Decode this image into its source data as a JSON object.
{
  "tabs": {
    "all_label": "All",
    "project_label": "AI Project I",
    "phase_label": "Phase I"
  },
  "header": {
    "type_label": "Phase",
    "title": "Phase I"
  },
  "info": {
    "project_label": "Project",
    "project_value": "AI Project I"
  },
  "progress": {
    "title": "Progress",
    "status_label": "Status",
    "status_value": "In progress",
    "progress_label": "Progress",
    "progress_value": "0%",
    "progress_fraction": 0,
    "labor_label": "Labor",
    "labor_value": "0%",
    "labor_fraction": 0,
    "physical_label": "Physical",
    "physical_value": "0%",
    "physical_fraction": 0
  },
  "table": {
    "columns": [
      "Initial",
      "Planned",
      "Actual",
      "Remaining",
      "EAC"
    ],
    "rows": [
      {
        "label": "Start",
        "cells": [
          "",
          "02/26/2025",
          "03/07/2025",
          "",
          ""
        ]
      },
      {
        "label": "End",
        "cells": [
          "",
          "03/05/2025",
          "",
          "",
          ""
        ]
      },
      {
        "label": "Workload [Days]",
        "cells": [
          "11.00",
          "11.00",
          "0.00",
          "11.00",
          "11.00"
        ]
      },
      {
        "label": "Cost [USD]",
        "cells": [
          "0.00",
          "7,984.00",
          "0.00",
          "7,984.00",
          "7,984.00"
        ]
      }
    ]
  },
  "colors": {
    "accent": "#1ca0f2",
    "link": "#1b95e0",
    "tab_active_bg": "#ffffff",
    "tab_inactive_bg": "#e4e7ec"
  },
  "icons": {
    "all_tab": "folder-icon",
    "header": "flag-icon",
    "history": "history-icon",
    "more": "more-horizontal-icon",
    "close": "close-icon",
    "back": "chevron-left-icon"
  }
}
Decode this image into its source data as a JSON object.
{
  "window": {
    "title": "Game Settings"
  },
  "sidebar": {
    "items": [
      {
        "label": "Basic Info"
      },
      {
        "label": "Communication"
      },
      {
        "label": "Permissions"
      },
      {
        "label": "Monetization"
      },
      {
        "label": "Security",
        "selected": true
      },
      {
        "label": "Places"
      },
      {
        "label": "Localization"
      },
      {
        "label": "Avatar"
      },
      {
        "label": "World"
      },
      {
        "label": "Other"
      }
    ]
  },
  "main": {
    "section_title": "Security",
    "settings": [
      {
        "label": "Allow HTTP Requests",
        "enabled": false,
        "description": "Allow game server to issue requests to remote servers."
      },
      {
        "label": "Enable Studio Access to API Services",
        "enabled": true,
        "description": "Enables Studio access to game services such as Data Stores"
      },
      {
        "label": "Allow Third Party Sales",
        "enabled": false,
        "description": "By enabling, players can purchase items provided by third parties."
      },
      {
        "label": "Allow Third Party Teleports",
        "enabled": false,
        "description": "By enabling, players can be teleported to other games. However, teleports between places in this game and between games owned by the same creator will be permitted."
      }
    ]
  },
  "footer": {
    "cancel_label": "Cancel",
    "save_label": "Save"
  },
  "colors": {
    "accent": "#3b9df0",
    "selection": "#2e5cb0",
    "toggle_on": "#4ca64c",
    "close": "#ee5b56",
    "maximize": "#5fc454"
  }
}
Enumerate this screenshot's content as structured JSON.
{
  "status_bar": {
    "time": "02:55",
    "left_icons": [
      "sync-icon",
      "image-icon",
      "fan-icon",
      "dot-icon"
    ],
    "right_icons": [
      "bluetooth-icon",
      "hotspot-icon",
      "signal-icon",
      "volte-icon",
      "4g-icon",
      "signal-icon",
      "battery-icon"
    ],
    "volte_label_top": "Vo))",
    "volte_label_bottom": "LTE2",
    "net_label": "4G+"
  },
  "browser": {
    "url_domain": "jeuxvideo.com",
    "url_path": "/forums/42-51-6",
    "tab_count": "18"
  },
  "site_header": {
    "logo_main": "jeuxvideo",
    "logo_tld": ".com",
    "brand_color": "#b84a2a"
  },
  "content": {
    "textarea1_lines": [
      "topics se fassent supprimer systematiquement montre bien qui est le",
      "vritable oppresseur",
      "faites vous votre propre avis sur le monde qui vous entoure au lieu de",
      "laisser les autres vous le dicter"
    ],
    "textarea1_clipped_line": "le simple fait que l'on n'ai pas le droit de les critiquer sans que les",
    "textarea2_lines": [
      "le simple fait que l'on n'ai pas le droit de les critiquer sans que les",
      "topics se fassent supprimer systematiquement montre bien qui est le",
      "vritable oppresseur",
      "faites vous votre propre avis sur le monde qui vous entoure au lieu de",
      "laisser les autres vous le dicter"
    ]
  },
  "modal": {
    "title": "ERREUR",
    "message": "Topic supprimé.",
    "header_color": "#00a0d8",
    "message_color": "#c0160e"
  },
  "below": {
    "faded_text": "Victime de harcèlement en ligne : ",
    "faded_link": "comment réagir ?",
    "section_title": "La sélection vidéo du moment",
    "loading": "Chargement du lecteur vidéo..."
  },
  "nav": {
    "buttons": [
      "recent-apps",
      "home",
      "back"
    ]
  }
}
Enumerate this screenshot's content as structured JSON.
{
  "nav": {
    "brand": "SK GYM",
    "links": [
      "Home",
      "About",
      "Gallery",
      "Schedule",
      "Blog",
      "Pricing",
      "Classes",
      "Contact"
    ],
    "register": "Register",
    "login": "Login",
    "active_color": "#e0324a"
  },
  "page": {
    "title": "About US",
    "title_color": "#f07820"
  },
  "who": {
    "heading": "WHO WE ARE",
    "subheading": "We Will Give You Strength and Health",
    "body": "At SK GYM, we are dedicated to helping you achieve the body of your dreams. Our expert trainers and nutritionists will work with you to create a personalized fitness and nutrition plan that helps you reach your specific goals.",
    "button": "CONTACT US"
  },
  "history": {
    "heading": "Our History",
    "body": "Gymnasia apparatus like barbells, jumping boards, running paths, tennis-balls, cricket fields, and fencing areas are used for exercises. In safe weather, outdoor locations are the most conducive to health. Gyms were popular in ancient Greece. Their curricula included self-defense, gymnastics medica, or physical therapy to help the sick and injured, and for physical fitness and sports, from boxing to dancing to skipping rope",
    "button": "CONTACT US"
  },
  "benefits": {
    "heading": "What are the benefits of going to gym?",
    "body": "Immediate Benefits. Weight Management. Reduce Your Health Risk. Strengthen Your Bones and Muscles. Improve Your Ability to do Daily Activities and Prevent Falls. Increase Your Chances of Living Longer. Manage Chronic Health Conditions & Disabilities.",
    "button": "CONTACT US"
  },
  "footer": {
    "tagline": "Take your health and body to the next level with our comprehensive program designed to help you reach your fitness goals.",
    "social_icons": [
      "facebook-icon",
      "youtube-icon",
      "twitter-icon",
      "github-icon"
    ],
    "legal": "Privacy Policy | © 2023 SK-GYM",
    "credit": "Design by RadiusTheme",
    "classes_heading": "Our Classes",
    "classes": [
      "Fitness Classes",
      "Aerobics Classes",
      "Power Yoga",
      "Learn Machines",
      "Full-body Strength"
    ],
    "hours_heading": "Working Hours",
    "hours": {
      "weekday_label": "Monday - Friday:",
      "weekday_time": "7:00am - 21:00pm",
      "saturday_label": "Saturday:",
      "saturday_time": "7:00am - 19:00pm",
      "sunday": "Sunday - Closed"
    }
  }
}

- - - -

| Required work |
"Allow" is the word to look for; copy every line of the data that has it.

| Reply to the exercise |
        "label": "Allow HTTP Requests",
        "description": "Allow game server to issue requests to remote servers."
        "label": "Allow Third Party Sales",
        "label": "Allow Third Party Teleports",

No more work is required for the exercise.